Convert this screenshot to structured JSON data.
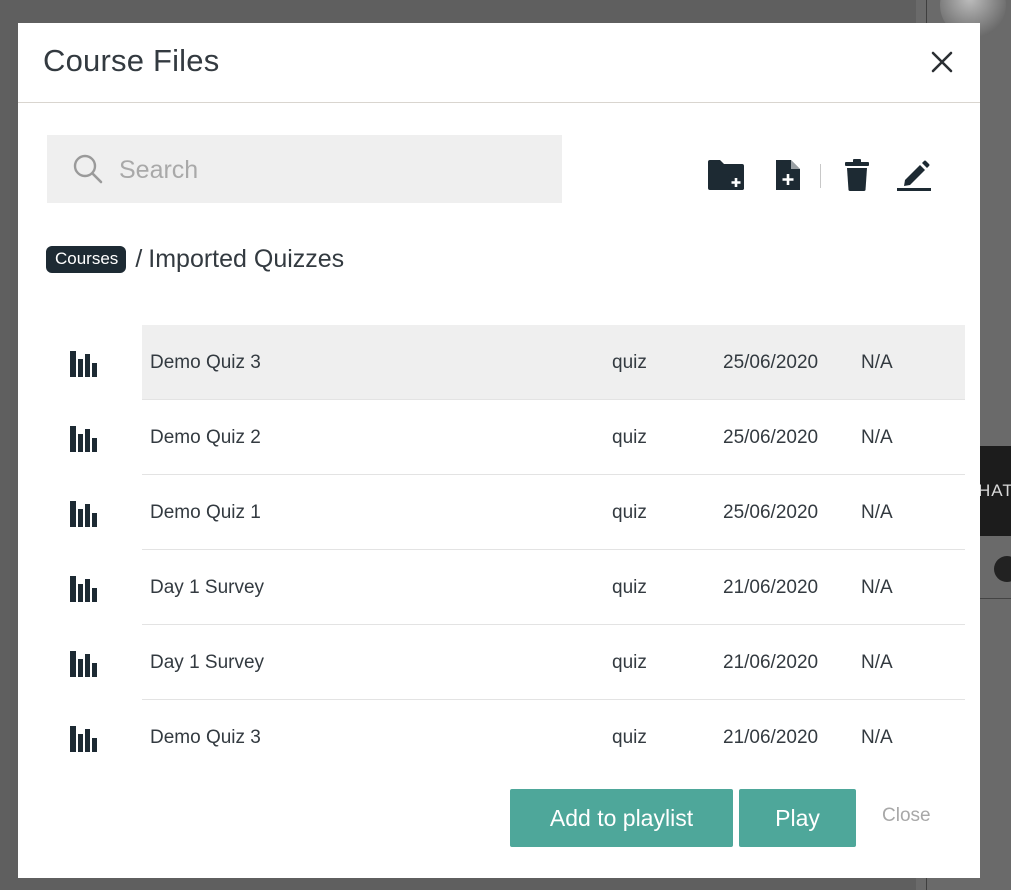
{
  "background": {
    "chat_label": "HAT"
  },
  "modal": {
    "title": "Course Files",
    "close_icon": "close-icon"
  },
  "search": {
    "placeholder": "Search",
    "value": ""
  },
  "toolbar": {
    "icons": [
      "new-folder-icon",
      "new-file-icon",
      "delete-icon",
      "edit-icon"
    ]
  },
  "breadcrumb": {
    "root": "Courses",
    "separator": "/",
    "current": "Imported Quizzes"
  },
  "files": [
    {
      "icon": "quiz-chart-icon",
      "name": "Demo Quiz 3",
      "type": "quiz",
      "date": "25/06/2020",
      "size": "N/A",
      "selected": true
    },
    {
      "icon": "quiz-chart-icon",
      "name": "Demo Quiz 2",
      "type": "quiz",
      "date": "25/06/2020",
      "size": "N/A",
      "selected": false
    },
    {
      "icon": "quiz-chart-icon",
      "name": "Demo Quiz 1",
      "type": "quiz",
      "date": "25/06/2020",
      "size": "N/A",
      "selected": false
    },
    {
      "icon": "quiz-chart-icon",
      "name": "Day 1 Survey",
      "type": "quiz",
      "date": "21/06/2020",
      "size": "N/A",
      "selected": false
    },
    {
      "icon": "quiz-chart-icon",
      "name": "Day 1 Survey",
      "type": "quiz",
      "date": "21/06/2020",
      "size": "N/A",
      "selected": false
    },
    {
      "icon": "quiz-chart-icon",
      "name": "Demo Quiz 3",
      "type": "quiz",
      "date": "21/06/2020",
      "size": "N/A",
      "selected": false
    }
  ],
  "footer": {
    "add_label": "Add to playlist",
    "play_label": "Play",
    "close_label": "Close"
  },
  "colors": {
    "accent": "#4ea79a",
    "icon": "#1d2a33",
    "selected_row": "#efefef"
  }
}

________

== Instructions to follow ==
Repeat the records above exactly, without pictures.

== Solution to the problem ==
Convert this screenshot to structured JSON data.
{
  "background": {
    "chat_label": "HAT"
  },
  "modal": {
    "title": "Course Files",
    "close_icon": "close-icon"
  },
  "search": {
    "placeholder": "Search",
    "value": ""
  },
  "toolbar": {
    "icons": [
      "new-folder-icon",
      "new-file-icon",
      "delete-icon",
      "edit-icon"
    ]
  },
  "breadcrumb": {
    "root": "Courses",
    "separator": "/",
    "current": "Imported Quizzes"
  },
  "files": [
    {
      "icon": "quiz-chart-icon",
      "name": "Demo Quiz 3",
      "type": "quiz",
      "date": "25/06/2020",
      "size": "N/A",
      "selected": true
    },
    {
      "icon": "quiz-chart-icon",
      "name": "Demo Quiz 2",
      "type": "quiz",
      "date": "25/06/2020",
      "size": "N/A",
      "selected": false
    },
    {
      "icon": "quiz-chart-icon",
      "name": "Demo Quiz 1",
      "type": "quiz",
      "date": "25/06/2020",
      "size": "N/A",
      "selected": false
    },
    {
      "icon": "quiz-chart-icon",
      "name": "Day 1 Survey",
      "type": "quiz",
      "date": "21/06/2020",
      "size": "N/A",
      "selected": false
    },
    {
      "icon": "quiz-chart-icon",
      "name": "Day 1 Survey",
      "type": "quiz",
      "date": "21/06/2020",
      "size": "N/A",
      "selected": false
    },
    {
      "icon": "quiz-chart-icon",
      "name": "Demo Quiz 3",
      "type": "quiz",
      "date": "21/06/2020",
      "size": "N/A",
      "selected": false
    }
  ],
  "footer": {
    "add_label": "Add to playlist",
    "play_label": "Play",
    "close_label": "Close"
  },
  "colors": {
    "accent": "#4ea79a",
    "icon": "#1d2a33",
    "selected_row": "#efefef"
  }
}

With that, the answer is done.